When one sells or buys real property it must have a clean and clear title. After reading an article in today's Boston Globe I thought I would blog about what this means. The heading on the article in the business section was "Can you help me get my $20,000 back". The subject of discussion was about a couple who learned the hard way that there was a cloud on the title of a condo they were in process of selling. The mortgage on the condo had transferred to a few different financial institutions since issuance and although paid off the record of discharge had not been properly assigned. Due to numerous changing of hands between the final lending institutions the paper trail got lost and was not realized. This made the sale process extremely difficult until resolution several stressful months later. For more details click here.
For those new to the housing market you may be asking what is Title?:
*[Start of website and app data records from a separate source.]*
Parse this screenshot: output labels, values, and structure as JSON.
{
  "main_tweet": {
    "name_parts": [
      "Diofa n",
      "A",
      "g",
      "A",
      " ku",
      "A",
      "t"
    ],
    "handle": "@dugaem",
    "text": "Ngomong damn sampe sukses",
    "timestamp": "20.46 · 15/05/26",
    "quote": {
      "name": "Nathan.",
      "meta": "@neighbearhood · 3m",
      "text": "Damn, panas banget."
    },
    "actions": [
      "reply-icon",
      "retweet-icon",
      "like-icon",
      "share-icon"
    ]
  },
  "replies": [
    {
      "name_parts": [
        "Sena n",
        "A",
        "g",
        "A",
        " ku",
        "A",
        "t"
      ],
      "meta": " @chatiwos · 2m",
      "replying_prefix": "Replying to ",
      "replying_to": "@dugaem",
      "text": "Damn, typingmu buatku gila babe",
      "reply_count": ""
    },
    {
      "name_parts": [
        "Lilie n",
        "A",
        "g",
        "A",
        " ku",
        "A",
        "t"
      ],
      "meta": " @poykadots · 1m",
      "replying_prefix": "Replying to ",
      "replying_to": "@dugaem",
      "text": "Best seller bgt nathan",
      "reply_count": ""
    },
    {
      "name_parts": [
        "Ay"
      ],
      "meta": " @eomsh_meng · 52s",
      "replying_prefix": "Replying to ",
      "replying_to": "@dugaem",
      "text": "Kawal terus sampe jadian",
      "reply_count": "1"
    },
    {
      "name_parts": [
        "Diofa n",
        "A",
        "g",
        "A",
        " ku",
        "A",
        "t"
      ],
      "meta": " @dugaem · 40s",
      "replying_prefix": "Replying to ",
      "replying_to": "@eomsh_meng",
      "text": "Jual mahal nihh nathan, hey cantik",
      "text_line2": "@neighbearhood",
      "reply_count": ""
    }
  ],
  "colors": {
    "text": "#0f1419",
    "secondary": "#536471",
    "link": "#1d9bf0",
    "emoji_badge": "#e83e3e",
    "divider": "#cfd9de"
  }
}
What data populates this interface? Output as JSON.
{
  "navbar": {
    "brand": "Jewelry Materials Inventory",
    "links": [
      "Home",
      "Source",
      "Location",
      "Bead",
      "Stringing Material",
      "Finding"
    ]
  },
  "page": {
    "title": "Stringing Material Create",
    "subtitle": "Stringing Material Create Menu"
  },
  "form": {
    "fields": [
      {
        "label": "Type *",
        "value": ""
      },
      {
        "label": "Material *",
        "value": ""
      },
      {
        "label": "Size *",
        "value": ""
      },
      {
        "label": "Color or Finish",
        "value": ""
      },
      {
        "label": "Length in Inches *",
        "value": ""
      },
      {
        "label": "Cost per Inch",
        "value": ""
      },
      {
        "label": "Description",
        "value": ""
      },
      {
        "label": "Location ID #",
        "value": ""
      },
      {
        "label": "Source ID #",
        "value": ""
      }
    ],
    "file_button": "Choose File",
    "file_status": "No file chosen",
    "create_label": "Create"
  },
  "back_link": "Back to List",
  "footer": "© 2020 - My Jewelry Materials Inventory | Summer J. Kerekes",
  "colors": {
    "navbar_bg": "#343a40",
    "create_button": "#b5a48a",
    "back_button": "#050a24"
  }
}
Title is the legal document that identifies the owner of given property. It establishes legal ownership of real or personal property. Title Insurance protects the owner from anyone who may try to take the property. When there is a transfer of ownership from one owner to another or when an owner finances a property the lender will have a lien on the title until the mortgage is paid in full. The Massachusetts Government website provides very useful information on title insurance recommendations and requirements here. In the situation mentioned the mortgage was paid in full but the documentation did not reflect this discharge.
Now lets explain what a Deed is: A Property deed is the written document used to transfer real estate from a seller (grantor) to a buyer (grantee). This document is prepared as part of the closing process when a home is sold and will be initiated by the lender. The deed for the above transfer could not be completed without the bank discharge. Realtor.com explains the process of this in more detail. There are five primary types of deeds.
Lastly Title Insurance is important to protect the owner against any financial challenge to the rights to a Title. A home owner can buy a title insurance policy for a few hundred dollars to guarentee they are buying a title that is free and clear from another parties claims. In the situation above I am not sure if title insurance would have made a difference for a clerical error. In other instances where this is a true defect or falsification on the title the insurance would mitigate financial risk. A defect on the title is called a cloud. Claims may include a tax or mechanics lien against a property. In rare instances someone may forge a deed to falsely transfer the property to another owner without the owners awareness. Attached is a link to learn more about the necessary steps to protect ones property assets click here.
It is important to have the right professionals in place for each step of the home buying process. I am always happy to introduce my clients to both reputable lenders and legal counsel. If you would like more information please feel free to contact me.
Wendy is a Realtor with Coldwell Banker Needham. She is available to help sellers prepare for the prospect of selling a home either virtually or in person. For more information please email her at email@example.com or check her website at www.wendybcb.com.